** RECORDS SHOWN **
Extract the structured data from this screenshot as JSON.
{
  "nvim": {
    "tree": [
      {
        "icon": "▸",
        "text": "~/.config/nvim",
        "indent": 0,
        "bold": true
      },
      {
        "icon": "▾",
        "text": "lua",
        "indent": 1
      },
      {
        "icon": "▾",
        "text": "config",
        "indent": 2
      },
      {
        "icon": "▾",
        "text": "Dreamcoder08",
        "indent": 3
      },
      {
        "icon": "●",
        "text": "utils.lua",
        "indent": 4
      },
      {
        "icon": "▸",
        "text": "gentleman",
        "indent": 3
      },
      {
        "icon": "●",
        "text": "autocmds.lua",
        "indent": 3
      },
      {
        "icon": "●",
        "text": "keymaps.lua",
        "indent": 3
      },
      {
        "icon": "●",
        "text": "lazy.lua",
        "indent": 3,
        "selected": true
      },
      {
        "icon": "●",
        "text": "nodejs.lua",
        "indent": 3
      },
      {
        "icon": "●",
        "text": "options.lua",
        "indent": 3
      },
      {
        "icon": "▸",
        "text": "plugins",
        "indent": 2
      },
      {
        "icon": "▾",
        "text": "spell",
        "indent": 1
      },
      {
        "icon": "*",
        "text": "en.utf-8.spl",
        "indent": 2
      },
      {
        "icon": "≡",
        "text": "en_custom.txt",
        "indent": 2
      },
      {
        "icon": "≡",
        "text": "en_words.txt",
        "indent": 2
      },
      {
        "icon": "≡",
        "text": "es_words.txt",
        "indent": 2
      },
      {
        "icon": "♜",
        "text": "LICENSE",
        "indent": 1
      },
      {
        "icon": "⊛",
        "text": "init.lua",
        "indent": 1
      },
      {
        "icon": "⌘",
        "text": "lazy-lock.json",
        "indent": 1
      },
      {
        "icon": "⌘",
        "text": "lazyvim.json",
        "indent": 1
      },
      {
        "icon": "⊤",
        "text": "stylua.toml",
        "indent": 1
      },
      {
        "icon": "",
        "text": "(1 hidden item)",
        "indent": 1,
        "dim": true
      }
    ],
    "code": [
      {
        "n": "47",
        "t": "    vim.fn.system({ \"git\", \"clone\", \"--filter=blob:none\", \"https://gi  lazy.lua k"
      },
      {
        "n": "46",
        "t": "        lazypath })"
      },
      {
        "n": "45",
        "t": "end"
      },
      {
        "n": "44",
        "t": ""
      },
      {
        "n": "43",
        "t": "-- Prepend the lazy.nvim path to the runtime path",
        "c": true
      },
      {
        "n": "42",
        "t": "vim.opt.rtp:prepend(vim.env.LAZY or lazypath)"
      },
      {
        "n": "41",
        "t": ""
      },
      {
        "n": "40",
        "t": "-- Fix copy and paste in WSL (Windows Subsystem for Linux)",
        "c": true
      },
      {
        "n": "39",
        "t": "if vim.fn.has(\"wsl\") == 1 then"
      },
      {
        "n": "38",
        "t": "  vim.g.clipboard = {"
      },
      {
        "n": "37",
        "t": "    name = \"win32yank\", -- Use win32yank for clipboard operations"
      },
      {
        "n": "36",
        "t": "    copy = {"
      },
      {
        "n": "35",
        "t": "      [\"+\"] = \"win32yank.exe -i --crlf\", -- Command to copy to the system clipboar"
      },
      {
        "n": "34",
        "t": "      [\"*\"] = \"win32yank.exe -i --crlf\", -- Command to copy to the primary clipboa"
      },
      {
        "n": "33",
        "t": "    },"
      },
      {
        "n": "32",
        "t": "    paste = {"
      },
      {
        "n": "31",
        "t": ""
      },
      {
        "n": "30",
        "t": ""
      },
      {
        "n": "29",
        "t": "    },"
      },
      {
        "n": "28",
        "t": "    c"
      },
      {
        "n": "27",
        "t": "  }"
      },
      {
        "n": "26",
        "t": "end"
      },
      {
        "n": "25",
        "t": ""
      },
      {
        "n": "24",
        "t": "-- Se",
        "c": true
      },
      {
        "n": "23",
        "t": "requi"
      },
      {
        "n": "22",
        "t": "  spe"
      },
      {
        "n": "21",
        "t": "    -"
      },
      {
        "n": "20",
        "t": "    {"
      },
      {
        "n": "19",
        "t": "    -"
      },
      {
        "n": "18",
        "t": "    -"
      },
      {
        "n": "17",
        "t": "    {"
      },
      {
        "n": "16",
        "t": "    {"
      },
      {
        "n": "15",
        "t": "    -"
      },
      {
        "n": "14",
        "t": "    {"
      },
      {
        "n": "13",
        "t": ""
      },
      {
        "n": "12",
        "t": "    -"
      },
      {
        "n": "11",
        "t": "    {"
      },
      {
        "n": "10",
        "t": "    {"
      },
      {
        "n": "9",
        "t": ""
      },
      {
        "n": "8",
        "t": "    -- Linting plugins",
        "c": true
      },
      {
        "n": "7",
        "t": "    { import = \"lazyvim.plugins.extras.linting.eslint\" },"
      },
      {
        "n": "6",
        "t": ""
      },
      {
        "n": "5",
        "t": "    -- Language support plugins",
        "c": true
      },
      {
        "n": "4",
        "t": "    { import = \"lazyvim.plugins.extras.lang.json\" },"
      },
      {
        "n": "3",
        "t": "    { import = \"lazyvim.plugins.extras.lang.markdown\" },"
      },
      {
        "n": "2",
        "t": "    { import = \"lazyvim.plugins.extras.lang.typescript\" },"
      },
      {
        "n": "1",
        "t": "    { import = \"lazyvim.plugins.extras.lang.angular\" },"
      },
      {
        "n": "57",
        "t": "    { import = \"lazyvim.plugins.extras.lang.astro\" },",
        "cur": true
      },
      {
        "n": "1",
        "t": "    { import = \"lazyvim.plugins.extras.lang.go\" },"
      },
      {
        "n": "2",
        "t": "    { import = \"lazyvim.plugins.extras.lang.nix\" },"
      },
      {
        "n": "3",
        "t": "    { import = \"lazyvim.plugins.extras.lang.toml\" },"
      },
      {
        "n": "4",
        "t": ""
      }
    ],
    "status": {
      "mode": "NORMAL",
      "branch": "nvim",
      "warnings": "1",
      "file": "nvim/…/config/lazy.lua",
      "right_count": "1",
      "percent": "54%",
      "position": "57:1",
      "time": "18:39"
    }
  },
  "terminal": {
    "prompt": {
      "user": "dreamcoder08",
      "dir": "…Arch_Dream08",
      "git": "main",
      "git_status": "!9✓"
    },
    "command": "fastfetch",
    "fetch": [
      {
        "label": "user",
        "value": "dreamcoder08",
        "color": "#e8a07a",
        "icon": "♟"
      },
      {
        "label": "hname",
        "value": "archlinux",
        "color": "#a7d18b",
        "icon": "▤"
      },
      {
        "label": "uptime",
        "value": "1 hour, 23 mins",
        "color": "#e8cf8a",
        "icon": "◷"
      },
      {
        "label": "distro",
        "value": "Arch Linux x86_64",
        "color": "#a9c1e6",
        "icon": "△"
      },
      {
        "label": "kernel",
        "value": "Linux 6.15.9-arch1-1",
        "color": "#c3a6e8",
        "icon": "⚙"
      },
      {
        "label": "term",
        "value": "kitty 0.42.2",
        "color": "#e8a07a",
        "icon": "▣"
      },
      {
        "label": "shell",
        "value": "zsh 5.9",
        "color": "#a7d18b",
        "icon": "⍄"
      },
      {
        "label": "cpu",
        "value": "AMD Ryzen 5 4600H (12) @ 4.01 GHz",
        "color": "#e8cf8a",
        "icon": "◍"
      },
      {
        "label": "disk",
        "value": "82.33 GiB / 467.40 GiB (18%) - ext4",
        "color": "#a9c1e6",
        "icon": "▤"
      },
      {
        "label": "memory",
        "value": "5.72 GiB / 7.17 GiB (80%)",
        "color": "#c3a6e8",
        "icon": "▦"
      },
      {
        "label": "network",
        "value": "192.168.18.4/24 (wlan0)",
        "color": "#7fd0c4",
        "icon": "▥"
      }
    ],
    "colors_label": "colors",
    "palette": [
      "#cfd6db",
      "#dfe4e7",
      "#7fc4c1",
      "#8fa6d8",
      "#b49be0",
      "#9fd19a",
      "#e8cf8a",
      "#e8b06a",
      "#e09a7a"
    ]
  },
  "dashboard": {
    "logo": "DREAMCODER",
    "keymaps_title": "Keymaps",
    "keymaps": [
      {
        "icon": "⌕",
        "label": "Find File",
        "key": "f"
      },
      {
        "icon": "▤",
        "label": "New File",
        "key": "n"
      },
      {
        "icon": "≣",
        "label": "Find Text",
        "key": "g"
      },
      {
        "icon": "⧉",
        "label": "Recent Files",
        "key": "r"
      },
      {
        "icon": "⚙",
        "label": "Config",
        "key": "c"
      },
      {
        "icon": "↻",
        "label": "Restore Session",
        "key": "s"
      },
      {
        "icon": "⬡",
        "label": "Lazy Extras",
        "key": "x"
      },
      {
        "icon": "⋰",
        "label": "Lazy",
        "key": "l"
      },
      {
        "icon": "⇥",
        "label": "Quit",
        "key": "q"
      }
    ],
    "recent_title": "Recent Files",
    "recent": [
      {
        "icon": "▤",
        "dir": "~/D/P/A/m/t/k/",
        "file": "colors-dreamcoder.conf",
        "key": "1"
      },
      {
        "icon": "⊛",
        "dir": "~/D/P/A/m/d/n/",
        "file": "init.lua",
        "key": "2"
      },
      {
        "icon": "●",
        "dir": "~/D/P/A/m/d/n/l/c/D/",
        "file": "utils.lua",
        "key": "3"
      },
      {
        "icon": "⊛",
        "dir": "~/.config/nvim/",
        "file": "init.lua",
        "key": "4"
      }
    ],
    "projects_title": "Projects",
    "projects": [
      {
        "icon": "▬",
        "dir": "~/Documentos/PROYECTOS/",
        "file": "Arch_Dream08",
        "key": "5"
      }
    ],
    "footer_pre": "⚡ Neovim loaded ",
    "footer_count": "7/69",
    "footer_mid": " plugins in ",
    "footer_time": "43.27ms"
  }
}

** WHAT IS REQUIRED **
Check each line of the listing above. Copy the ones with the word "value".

** RESPONSE BELOW **
        "value": "dreamcoder08",
        "value": "archlinux",
        "value": "1 hour, 23 mins",
        "value": "Arch Linux x86_64",
        "value": "Linux 6.15.9-arch1-1",
        "value": "kitty 0.42.2",
        "value": "zsh 5.9",
        "value": "AMD Ryzen 5 4600H (12) @ 4.01 GHz",
        "value": "82.33 GiB / 467.40 GiB (18%) - ext4",
        "value": "5.72 GiB / 7.17 GiB (80%)",
        "value": "192.168.18.4/24 (wlan0)",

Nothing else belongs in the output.